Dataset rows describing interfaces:
##########

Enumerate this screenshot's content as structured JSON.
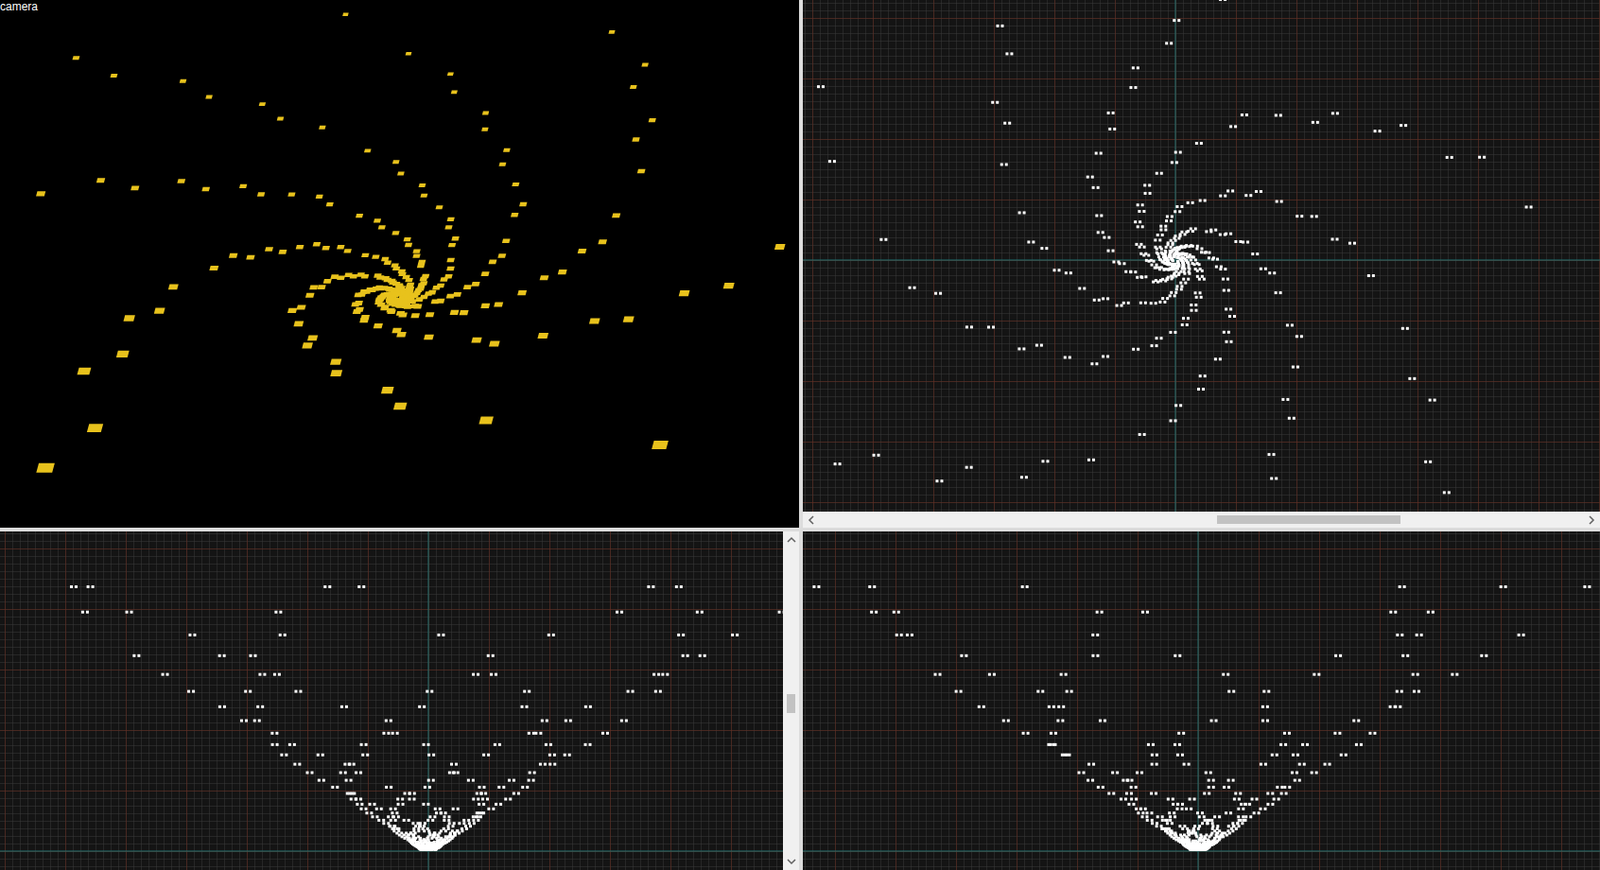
{
  "viewports": [
    {
      "kind": "camera",
      "label": "camera"
    },
    {
      "kind": "top",
      "label": "",
      "scrollbar": {
        "orientation": "horizontal",
        "level": 0.52
      }
    },
    {
      "kind": "front",
      "label": "",
      "scrollbar": {
        "orientation": "vertical",
        "level": 0.48
      }
    },
    {
      "kind": "side",
      "label": ""
    }
  ]
}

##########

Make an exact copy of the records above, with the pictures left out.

Enumerate this screenshot's content as structured JSON.
{
  "viewports": [
    {
      "kind": "camera",
      "label": "camera"
    },
    {
      "kind": "top",
      "label": "",
      "scrollbar": {
        "orientation": "horizontal",
        "level": 0.52
      }
    },
    {
      "kind": "front",
      "label": "",
      "scrollbar": {
        "orientation": "vertical",
        "level": 0.48
      }
    },
    {
      "kind": "side",
      "label": ""
    }
  ]
}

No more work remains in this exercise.